  • D.4, 'property income, payable', consists of : (a) 'interest, payable' (D.41) and (b) 'other property income, payable' (D.42+D.43+D.44+D.45), where
  • D.41, 'interest': excludes settlements under swaps and forward rate arrangements, as these are treated as financial transactions in the ESA 95;
  • D.5, 'current taxes on income, wealth, etc, payable';
  • D.62, social payments: cover social benefits and pensions paid in cash;
  • D.632, 'social transfers in kind - purchased market production';
  • D.7, 'other current transfers, payable';
  • D.8, 'adjustments for the change in pension entitlements'
  • D.9, 'capital transfers payable'
  • NP, 'acquisitions less disposals of non-financial non-produced assets': public investment spending. Non-financial non-produced assets consist of land and other tangible non-produced assets that may be used in the production of goods and services, and intangible non-produced assets.
  • Capital investments includes P.5 and NP.
  • Other current expenditure includes D.7, D.29, D.5 and D.8.

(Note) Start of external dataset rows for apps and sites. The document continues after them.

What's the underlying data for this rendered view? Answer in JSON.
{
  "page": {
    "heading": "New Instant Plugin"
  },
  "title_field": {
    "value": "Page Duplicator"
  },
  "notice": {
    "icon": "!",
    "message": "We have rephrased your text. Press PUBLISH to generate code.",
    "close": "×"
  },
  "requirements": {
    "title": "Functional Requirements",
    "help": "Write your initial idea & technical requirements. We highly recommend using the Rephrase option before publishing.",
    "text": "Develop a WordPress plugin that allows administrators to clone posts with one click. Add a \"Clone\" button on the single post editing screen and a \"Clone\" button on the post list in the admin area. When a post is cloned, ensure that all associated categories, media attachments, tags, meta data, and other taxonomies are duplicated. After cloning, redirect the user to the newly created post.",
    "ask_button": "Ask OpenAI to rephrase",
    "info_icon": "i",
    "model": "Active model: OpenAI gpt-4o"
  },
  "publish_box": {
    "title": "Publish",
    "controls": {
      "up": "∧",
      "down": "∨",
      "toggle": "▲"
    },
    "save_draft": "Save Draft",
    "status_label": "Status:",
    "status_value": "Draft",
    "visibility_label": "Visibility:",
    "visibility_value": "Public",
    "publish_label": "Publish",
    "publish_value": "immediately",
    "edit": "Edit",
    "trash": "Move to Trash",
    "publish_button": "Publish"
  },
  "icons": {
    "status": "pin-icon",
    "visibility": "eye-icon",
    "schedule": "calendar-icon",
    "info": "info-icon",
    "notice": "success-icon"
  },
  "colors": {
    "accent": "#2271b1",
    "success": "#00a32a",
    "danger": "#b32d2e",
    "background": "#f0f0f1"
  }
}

Gross Domestic Product

Throughout this publication, nominal GDP, i.e. GDP at current prices is used.

Time of recording & symbol

In the ESA2010 system, recording is in principle on an accrual basis, that is, when ‘economic value is created, transformed or extinguished, or when claims and obligations arise, are transformed or are cancelled.'

":" not available

"p" provisional

"pp" percentage points

More data and information

For more country-specific notes, e.g. on missing data, please refer to the metadata published on Eurobase. The authors can be contacted at


In the framework of the European System of National Accounts (ESA2010), Eurostat collects data on general government expenditure by economic function according to the international Classification of the Functions of Government (COFOG) – see methodological note.

See also

Further Eurostat information

Main tables

Government statistics (t_gov)
Annual government finance statistics (t_gov_10a)


Government statistics (gov)
Government finance statistics (EDP and ESA2010) (gov_gfs10)
Annual government finance statistics (gov_10a)
Government revenue, expenditure and main aggregates (gov_10a_main)
General government expenditure by function (COFOG) (gov_10a_exp)
Main national accounts tax aggregates (gov_10a_tax_ag)

Dedicated section

Methodology / Metadata

Other information